Simon Cowell had a record company fail. Steven Spielberg was rejected from the University of Southern California Film School twice. J.K. Rowling’s world-famous Harry Potter novels were rejected by several publishers while she also was going through a divorce and raising her daughter alone. Sylvester Stallone suffered complications at birth that severed a nerve and caused paralysis in part of his face, which caused his slightly slurred speech.
Consider Mary Groda-Lewis, who endured 16 years of illiteracy because of unrecognized dyslexia, was committed to a reformatory on two different occasions, and almost died of a stroke while bearing a child. Committed to going to college, she worked at a variety of jobs, saved money, graduated with her high school equivalency at age 18, was named Oregon's outstanding Upward Bound student and finally entered college. In her determination to become a doctor, she faced 15 medical school rejections until Albany Medical College finally accepted her. In 1984, Dr. Mary Groda-Lewis, at age 35, graduated with honors to fulfill her dream.

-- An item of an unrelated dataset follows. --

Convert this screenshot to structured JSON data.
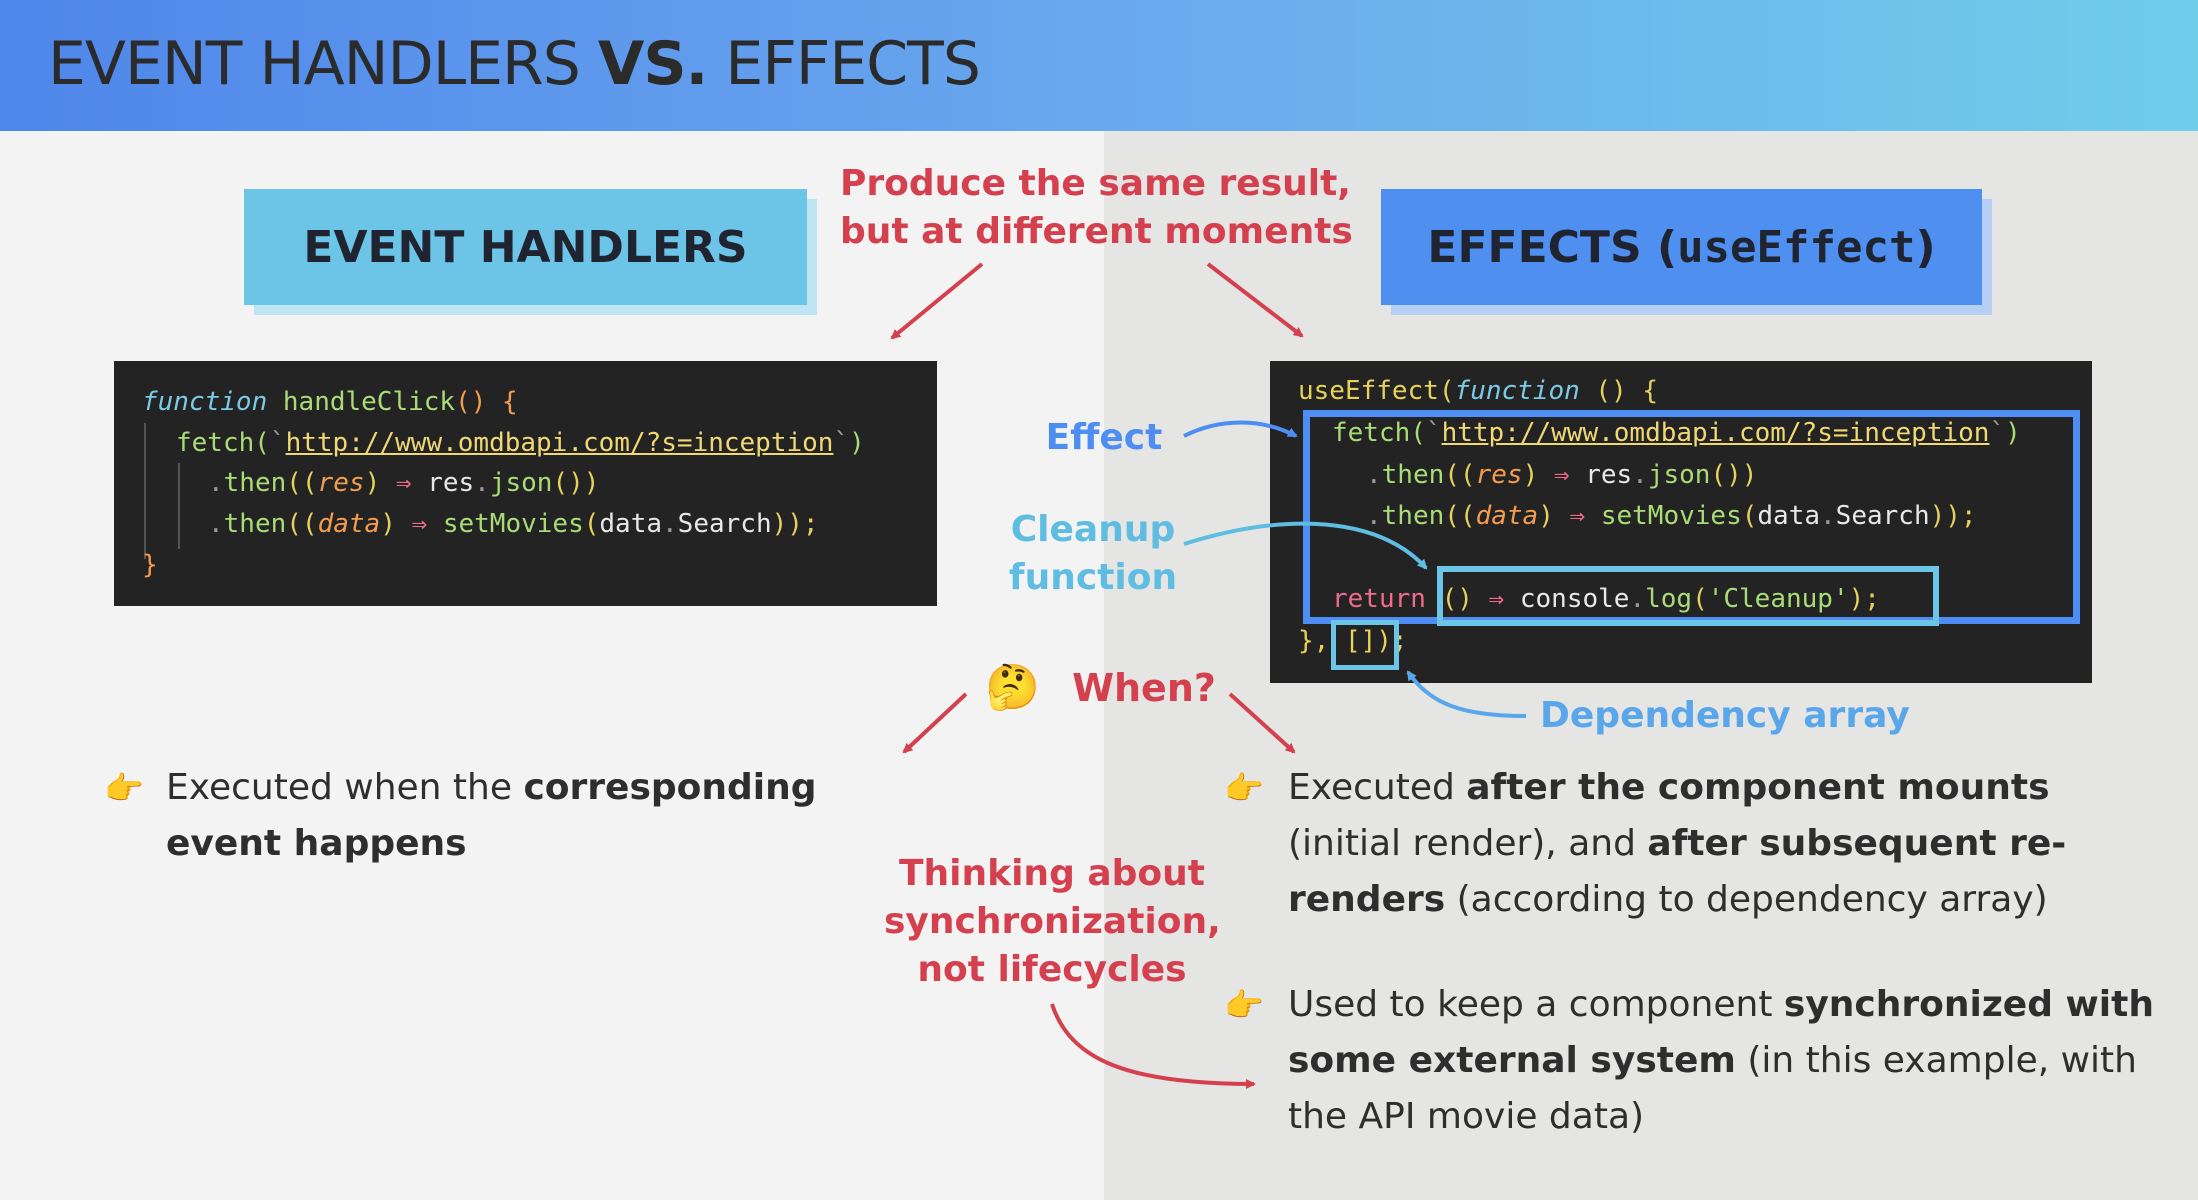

Overcoming adversity presents tremendous opportunity to demonstrate what you can accomplish if you are committed to achieving a goal. Because I’ve shared my experiences with confronting business setbacks, I’m often asked for advice from people who are considering throwing in the towel on their ambitions.
I listen to their situations, and almost every time, I tell them the same thing: You can’t give up so easily. Whether your plan requires some tweaks or a major overhaul, if you can hang in there, you can get there. Hard work and nerves of steel are honed just like the work of a master blacksmith.
As one of my favorite authors, Napoleon Hill, said, “Every adversity, every failure, every heartache carries with it the seed of an equal or greater benefit.”
Be thankful for adversity. No person is more unhappy than the one who has never experienced adversity. It’s often said that what doesn’t kill you makes you stronger. That’s perhaps an exaggeration, but I’m grateful I didn’t give in to any negative thoughts that would have surely brought my business down.
Adversity is the grindstone of life. Intended to polish you up, adversity also has the ability to grind you down. The impact and ultimate result depend on how you respond to the difficulties that come your way.
Consider the doomsday businessman who had a reason every single month as to why business was bad. His list of people-problems and business adversity is a comical reminder of our tendency to find excuses for our lack of success.
January: People spent all their cash for the holidays.
February: All the best customers have gone south.
March: Unseasonably cold and too rainy.
April: Everybody is preoccupied with income taxes.
May: Too much rain; farmers distressed.
June: Too little rain; farmers distressed.
July: Heat has everyone down.
August: Everybody is away on vacation.
September: Everybody is back but broke.
October: Customers are waiting to see how fall clearance sales turn out.
November: People are upset over election results.
December: Customers need money for the holidays.
Mackay’s Moral: Never let a stumble be the end of your journey.